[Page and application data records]
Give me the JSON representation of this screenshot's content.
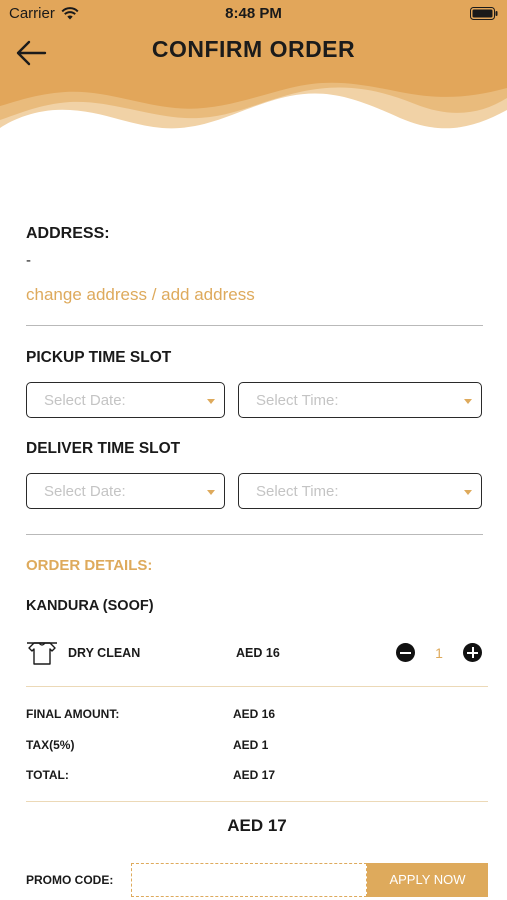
{
  "status_bar": {
    "carrier": "Carrier",
    "time": "8:48 PM"
  },
  "header": {
    "title": "CONFIRM ORDER",
    "back_icon": "arrow-left-icon"
  },
  "colors": {
    "accent": "#deaa5c",
    "header_wave": "#e2a65a",
    "text": "#1a1a1a"
  },
  "address": {
    "label": "ADDRESS:",
    "value": "-",
    "change_link": "change address / add address"
  },
  "pickup": {
    "label": "PICKUP TIME SLOT",
    "date_placeholder": "Select Date:",
    "time_placeholder": "Select Time:"
  },
  "deliver": {
    "label": "DELIVER TIME SLOT",
    "date_placeholder": "Select Date:",
    "time_placeholder": "Select Time:"
  },
  "order": {
    "label": "ORDER DETAILS:",
    "item_name": "KANDURA (SOOF)",
    "lines": [
      {
        "service": "DRY CLEAN",
        "price": "AED 16",
        "quantity": "1",
        "icon": "shirt-on-hanger-icon"
      }
    ]
  },
  "summary": {
    "final_label": "FINAL AMOUNT:",
    "final_value": "AED 16",
    "tax_label": "TAX(5%)",
    "tax_value": "AED 1",
    "total_label": "TOTAL:",
    "total_value": "AED 17",
    "grand_total": "AED 17"
  },
  "promo": {
    "label": "PROMO CODE:",
    "value": "",
    "apply_label": "APPLY NOW"
  }
}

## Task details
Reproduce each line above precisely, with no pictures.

## Task result
Give me the JSON representation of this screenshot's content.
{
  "status_bar": {
    "carrier": "Carrier",
    "time": "8:48 PM"
  },
  "header": {
    "title": "CONFIRM ORDER",
    "back_icon": "arrow-left-icon"
  },
  "colors": {
    "accent": "#deaa5c",
    "header_wave": "#e2a65a",
    "text": "#1a1a1a"
  },
  "address": {
    "label": "ADDRESS:",
    "value": "-",
    "change_link": "change address / add address"
  },
  "pickup": {
    "label": "PICKUP TIME SLOT",
    "date_placeholder": "Select Date:",
    "time_placeholder": "Select Time:"
  },
  "deliver": {
    "label": "DELIVER TIME SLOT",
    "date_placeholder": "Select Date:",
    "time_placeholder": "Select Time:"
  },
  "order": {
    "label": "ORDER DETAILS:",
    "item_name": "KANDURA (SOOF)",
    "lines": [
      {
        "service": "DRY CLEAN",
        "price": "AED 16",
        "quantity": "1",
        "icon": "shirt-on-hanger-icon"
      }
    ]
  },
  "summary": {
    "final_label": "FINAL AMOUNT:",
    "final_value": "AED 16",
    "tax_label": "TAX(5%)",
    "tax_value": "AED 1",
    "total_label": "TOTAL:",
    "total_value": "AED 17",
    "grand_total": "AED 17"
  },
  "promo": {
    "label": "PROMO CODE:",
    "value": "",
    "apply_label": "APPLY NOW"
  }
}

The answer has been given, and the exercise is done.